The biotech industry has faced repeated calls to diversify its workforce — and in the last year, those calls got a lot louder. Though women account for just under half of all biotech employees around the world, they occupy very few places in C-suites, and even fewer make it to the helm.

Some companies are listening, according to a recent BIO survey which showed that this year’s companies were 2.5 times more likely to have a diversity and inclusion program compared to last year’s sample. But we still have a long way to go. Women represent just 31% of biotech executives, BIO reported.
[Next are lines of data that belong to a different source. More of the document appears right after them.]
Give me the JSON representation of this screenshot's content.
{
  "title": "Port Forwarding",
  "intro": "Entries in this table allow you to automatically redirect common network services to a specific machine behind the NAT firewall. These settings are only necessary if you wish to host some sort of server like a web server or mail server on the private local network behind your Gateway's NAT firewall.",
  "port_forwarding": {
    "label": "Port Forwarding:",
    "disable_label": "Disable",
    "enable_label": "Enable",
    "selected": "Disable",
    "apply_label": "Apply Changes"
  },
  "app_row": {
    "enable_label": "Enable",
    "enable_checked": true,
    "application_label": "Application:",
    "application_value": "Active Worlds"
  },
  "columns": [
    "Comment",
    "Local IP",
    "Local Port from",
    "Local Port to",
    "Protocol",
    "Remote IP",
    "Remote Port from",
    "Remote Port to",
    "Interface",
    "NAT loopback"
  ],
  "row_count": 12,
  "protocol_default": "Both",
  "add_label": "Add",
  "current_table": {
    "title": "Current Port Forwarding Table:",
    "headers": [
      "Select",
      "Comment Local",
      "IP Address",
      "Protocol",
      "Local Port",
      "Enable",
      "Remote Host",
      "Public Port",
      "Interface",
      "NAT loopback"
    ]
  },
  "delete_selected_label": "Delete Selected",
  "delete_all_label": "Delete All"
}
And those numbers are even more stark for women of color.

FDA au­tho­rizes Pfiz­er's vac­cine boost­er for se­niors, those at high risk for se­vere Covid-19
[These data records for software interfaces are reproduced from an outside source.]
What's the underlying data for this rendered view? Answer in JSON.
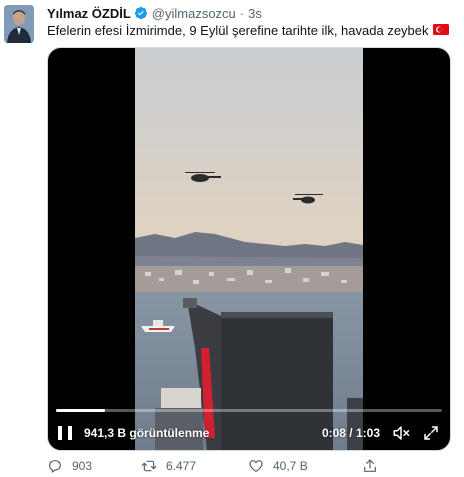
{
  "tweet": {
    "author_name": "Yılmaz ÖZDİL",
    "handle": "@yilmazsozcu",
    "separator": "·",
    "time": "3s",
    "text": "Efelerin efesi İzmirimde, 9 Eylül şerefine tarihte ilk, havada zeybek",
    "flag_icon": "turkey-flag-icon"
  },
  "video": {
    "views_label": "941,3 B görüntülenme",
    "elapsed": "0:08",
    "duration": "1:03",
    "time_display": "0:08 / 1:03",
    "progress_fraction": 0.127
  },
  "actions": {
    "reply_count": "903",
    "retweet_count": "6.477",
    "like_count": "40,7 B"
  },
  "colors": {
    "verified_blue": "#1d9bf0",
    "text_primary": "#0f1419",
    "text_secondary": "#536471",
    "flag_red": "#e30a17"
  }
}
The Biden administration’s goal of kicking off its booster shot drive for the entire US population this week is not quite going as planned.
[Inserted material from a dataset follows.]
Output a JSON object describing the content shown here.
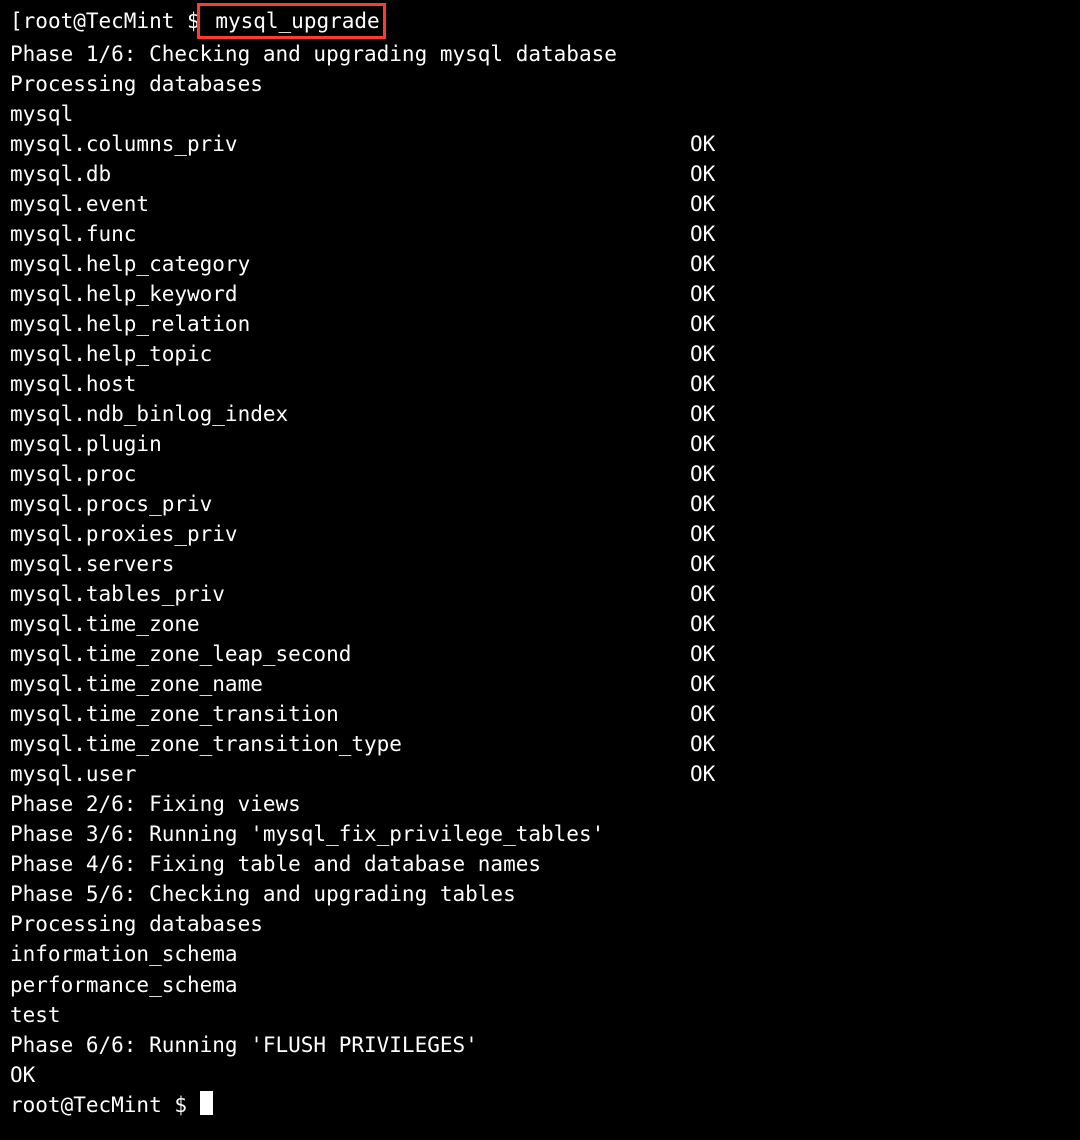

First, Pfizer applied for approval of a supplemental application for the booster shots, but since last Friday’s adcomm reviewing them, the plan has devolved into an EUA, which the FDA issued late Thursday evening.

The population that is now eligible for the booster, six months after receiving the first pair of Pfizer-BioNTech vaccines, also narrowed from what Pfizer applied for (everyone who’s eligible for the initial Pfizer shots) to just those who are 65 or older, or at high-risk of a Covid infection, including health care workers and others with occupational hazards.

Stéphane Bancel, AP Images

Fi­nal analy­sis of US-fund­ed Mod­er­na Covid vac­cine tri­al shows 98% ef­fi­ca­cy against se­vere dis­ease

A final look at the results of the placebo-controlled Moderna trial in the New England Journal of Medicine, published Thursday afternoon, shows how the vaccine continues to prevent Covid-19 and severe cases after more than five months following the second shot.

Of the more than 30,000 enrolled in the trial that ultimately led to the vaccine’s EUA, only two people in the vaccine group got a severe form of the disease, compared to 106 in the placebo group — leading to an efficacy of 98%.

Emma Walmsley, GlaxoSmithKline CEO (Credit: Fang Zhe/Xinhua/Alamy Live News)

The fire un­der Glax­o­SmithK­line's Em­ma Walm­s­ley grows as an­oth­er well-known ac­tivist in­vestor grabs its pitch­fork — re­port

Bluebell Capital Partners, a proxy brawler fresh off a campaign to oust global food giant Danone’s CEO and most of its board of directors, has bought a stake in UK drugmaker GlaxoSmithKline with its eyes trained directly on Emma Walmsley, the Financial Times reported Wednesday.

The London-based hedge fund joins another notorious activist firm in Paul Singer’s Elliott Management, which earlier this year called for a shakeup in leadership at GSK to handle what the company described as a wealth of riches across the drug giant’s portfolio hindered by limited vision from top staff.

FDA+ roundup: Bs­U­FA III ready for show­time, court tells FDA to re-work com­pound­ing plan, new guid­ance up­dates and more

The FDA has now spelled out what exactly will be included in the third iteration of Biosimilar User Fee Act (BsUFA) from 2023 through 2027, which similarly to the prescription drug deal, sets fees that industry has to pay for submitting applications, in exchange for firm timelines that the agency must meet.

This latest deal includes several sweeteners for the biosimilar industry, which has yet to make great strides in the US market, with shorter review timelines for safety labeling updates and updates to add or remove an indication that does not contain efficacy data.

Endpoints Premium

Premium subscription required

Unlock this article along with other benefits by subscribing to one of our paid plans.

Joshua Liang, Clover Biopharmaceuticals CEO

With world still in sore need of dos­es, Clover says its Covid-19 vac­cine is 67% ef­fec­tive in Phase III

With concerns about the Delta variant rising and much of the world still in desperate need of vaccine doses, a Chinese biotech announced Wednesday that a new shot has shown positive results in a large trial against Covid-19, including new variants.

Clover Biopharmaceuticals announced Wednesday that its vaccine candidate showed 79% efficacy against the Delta variant in a Phase II/III trial dubbed Spectra, and 67% effective against Covid-19 overall.